As I outlined earlier, Guerrero was a perennial MVP candidate, especially once he got out of Montreal. He won the award in 2004 with the Angels, earned two more top three finishes during his career with Anaheim, and earned both fourth and sixth place finishes as an Expo. All in all, Guerrero received MVP votes in 12 of his 14 full seasons in the bigs, and finished in the top 15 in ten of those 12 seasons.

How many All-Star-type seasons did he have? How many All-Star games did he play in? Did most of the other players who played in this many go to the Hall of Fame?
Guerrero was a nine-time All-Star, which matches Sheffield. Every right fielder with at least ten All-Star nods is in the Hall of Fame aside from Ichiro, who is still active. However, no right fielder who made between five and nine All-Star Games has entered the Hall. Bizarre.

If this man were the best player on his team, would it be likely that the team could win the pennant?
Sure, but he couldn't do it alone. When he won the MVP in 2004, the Angels were swept by the Red Sox in the ALDS, due in large part to their pitching staff allowing 25 runs in three games. The Angels scored 11 runs while losing the 2005 ALCS to the White Sox in five games. The Angels scored four runs in an ALDS sweep by the Red Sox in 2007. I think you get the picture here. If it wasn't something, it was another. As for his years with the Expos, Montreal surrounded him with no talent at all, and the team was a disaster.

What impact did the player have on baseball history? Was he responsible for any rule changes? Did he introduce any new equipment? Did he change the game in any way?
Not that I know of.

Did the player uphold the standards of sportsmanship and character that the Hall of Fame, in its written guidelines, instructs us to consider?
No PED links, no notable of the field incidents, and no notable on the field incidents, for that matter. 

Monday: Mariano Rivera
Tuesday: Todd Helton
Wednesday: Andy Pettitte

Joe Lucia

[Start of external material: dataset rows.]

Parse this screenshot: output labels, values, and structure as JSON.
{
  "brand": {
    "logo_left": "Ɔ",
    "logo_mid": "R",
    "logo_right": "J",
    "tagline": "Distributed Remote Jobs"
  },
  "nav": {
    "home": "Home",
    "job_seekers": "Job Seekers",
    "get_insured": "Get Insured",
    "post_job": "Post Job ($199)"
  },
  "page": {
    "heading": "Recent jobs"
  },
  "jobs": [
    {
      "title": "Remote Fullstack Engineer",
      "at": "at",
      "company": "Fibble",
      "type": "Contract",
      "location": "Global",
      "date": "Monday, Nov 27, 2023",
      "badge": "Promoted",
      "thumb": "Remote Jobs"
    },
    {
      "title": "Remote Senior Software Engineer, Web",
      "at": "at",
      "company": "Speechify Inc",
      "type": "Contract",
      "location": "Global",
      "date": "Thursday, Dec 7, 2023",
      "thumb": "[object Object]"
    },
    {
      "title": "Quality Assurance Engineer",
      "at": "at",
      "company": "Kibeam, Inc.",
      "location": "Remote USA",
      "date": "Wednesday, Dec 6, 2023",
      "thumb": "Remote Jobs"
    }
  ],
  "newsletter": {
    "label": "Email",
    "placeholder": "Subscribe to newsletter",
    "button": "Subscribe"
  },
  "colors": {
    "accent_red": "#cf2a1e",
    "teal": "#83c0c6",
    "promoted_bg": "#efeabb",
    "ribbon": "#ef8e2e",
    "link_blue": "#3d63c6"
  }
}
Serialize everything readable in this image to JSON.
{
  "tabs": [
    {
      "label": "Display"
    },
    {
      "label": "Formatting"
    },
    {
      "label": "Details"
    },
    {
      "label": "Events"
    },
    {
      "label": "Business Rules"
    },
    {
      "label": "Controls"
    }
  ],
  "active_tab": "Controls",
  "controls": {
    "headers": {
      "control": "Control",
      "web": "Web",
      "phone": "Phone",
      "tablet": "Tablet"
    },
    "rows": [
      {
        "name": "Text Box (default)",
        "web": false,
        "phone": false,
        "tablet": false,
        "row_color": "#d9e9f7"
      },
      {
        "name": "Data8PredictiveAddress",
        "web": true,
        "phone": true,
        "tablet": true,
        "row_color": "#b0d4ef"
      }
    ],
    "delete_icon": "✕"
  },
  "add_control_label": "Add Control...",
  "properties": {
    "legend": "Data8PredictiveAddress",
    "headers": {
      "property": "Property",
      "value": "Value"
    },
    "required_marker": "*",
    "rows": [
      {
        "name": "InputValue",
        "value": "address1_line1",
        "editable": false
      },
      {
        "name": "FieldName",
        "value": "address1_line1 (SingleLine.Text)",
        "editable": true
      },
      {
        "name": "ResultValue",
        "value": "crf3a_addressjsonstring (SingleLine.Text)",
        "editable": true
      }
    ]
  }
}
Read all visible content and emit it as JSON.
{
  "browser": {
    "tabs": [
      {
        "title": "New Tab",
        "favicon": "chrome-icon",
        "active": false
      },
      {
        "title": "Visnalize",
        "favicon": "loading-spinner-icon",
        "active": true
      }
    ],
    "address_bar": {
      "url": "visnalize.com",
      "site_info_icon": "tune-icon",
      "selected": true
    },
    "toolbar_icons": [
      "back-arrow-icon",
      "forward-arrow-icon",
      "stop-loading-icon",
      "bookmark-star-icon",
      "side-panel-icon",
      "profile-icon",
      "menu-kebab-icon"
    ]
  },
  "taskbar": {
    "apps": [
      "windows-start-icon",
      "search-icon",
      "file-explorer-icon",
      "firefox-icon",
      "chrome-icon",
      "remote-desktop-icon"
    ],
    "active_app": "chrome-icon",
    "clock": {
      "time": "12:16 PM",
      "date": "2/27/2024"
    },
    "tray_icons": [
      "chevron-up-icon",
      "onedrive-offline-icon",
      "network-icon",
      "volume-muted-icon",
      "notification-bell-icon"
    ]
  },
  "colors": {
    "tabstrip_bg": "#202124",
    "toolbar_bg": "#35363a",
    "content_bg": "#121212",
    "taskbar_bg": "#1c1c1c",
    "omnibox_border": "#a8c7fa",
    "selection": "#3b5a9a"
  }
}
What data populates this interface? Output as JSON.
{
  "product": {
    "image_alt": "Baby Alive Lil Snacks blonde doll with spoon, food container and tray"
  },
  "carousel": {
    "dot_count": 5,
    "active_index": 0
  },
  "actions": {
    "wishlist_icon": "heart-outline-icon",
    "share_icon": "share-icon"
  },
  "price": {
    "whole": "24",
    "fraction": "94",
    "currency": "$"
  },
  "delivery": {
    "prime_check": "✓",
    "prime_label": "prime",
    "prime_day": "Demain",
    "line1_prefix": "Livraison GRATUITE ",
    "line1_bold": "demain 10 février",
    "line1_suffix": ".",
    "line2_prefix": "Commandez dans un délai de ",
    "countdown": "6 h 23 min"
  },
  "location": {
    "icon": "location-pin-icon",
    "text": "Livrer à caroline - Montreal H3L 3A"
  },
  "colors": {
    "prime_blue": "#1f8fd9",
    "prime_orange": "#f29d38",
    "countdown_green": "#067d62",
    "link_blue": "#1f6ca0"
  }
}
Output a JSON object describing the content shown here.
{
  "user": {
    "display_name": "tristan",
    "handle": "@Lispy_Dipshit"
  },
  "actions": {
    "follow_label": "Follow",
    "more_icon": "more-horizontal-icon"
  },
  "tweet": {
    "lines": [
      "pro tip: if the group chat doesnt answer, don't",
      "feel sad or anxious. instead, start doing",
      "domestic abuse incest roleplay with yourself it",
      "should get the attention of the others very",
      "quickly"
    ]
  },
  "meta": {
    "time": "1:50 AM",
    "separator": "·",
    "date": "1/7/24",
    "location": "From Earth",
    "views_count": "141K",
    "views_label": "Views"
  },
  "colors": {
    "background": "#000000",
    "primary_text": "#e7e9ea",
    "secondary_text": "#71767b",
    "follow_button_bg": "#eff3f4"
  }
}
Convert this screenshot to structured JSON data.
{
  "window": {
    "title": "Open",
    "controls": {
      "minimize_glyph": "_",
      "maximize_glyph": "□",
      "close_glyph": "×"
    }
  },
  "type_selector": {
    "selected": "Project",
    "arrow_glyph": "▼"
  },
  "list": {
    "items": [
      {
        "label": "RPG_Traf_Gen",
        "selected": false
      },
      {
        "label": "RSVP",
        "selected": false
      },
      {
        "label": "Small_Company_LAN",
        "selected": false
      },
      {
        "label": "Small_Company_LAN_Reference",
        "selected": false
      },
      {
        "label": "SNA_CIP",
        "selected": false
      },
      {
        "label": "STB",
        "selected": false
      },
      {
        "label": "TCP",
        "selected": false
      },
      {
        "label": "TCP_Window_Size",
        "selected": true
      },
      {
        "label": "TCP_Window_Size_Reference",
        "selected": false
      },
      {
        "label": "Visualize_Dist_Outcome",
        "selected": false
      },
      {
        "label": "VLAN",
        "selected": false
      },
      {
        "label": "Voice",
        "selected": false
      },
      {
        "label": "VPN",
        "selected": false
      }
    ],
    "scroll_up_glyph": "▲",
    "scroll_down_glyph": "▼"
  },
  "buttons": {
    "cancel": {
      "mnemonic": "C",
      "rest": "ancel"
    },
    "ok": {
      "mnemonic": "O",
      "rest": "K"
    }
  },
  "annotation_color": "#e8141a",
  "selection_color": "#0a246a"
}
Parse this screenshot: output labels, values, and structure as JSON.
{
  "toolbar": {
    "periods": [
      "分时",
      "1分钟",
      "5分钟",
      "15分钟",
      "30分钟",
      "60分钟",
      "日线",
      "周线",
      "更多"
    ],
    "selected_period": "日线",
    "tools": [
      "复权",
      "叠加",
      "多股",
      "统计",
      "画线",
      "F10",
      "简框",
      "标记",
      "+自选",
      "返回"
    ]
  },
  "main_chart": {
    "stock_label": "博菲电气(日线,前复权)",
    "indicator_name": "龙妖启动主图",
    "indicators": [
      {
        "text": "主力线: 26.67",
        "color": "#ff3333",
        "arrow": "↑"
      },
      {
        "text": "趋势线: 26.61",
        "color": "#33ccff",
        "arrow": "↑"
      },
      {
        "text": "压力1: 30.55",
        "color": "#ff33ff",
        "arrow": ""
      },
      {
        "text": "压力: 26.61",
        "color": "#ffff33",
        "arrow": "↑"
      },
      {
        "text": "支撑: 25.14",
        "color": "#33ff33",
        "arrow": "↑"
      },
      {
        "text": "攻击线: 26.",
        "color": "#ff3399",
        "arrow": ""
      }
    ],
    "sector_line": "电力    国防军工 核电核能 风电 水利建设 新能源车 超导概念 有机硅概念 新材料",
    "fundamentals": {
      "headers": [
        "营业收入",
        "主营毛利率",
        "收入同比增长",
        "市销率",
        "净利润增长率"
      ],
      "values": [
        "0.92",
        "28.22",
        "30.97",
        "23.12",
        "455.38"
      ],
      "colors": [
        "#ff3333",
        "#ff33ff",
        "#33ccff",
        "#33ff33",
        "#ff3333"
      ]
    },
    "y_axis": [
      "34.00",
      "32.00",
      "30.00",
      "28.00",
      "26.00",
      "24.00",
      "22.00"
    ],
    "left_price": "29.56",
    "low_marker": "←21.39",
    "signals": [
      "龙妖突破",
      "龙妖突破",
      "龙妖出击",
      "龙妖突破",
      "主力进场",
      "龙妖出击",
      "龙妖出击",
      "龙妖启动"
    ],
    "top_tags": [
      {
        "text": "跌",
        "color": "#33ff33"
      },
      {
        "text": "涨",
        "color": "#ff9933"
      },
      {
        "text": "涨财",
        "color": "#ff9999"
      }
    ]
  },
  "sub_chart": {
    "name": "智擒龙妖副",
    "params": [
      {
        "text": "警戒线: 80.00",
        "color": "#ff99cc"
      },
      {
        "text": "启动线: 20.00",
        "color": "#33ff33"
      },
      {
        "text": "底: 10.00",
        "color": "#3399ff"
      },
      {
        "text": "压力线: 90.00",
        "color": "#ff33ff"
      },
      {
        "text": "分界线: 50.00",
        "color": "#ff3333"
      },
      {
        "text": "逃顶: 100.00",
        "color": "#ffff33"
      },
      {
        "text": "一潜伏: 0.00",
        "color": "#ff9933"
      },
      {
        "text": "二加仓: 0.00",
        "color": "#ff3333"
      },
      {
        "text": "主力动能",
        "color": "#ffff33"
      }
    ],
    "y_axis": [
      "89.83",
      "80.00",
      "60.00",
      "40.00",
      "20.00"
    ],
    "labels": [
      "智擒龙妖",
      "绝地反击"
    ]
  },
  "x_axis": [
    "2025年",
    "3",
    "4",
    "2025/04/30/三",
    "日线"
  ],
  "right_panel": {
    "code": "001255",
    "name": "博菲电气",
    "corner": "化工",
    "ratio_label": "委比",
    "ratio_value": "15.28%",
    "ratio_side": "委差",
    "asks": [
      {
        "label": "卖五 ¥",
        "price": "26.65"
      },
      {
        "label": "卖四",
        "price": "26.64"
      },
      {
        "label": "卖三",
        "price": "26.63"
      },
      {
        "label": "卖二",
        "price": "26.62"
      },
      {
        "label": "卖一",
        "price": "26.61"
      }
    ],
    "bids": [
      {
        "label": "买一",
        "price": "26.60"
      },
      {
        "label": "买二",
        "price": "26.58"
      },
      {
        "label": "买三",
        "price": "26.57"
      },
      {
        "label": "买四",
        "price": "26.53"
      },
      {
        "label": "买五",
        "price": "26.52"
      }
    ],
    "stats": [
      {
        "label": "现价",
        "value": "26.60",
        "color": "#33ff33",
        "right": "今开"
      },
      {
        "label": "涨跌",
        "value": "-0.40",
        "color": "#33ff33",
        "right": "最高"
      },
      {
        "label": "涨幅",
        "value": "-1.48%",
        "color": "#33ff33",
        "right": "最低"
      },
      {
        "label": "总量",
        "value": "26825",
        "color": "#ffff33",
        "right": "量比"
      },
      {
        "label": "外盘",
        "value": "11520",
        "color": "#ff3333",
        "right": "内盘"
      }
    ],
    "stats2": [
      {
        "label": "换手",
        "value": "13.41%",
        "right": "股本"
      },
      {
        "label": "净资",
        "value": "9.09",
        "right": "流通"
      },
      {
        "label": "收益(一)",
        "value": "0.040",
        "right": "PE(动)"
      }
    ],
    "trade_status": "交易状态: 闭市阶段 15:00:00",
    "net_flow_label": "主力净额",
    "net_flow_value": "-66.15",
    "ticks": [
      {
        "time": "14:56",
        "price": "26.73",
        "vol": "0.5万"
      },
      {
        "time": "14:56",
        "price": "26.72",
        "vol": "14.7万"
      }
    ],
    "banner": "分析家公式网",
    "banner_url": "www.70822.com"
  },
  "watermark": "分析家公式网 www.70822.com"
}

About Joe Lucia

Managing editor of Awful Announcing. News editor of The Comeback. Managing editor of The Outside Corner. You guessed it - not actually Frank Stallone.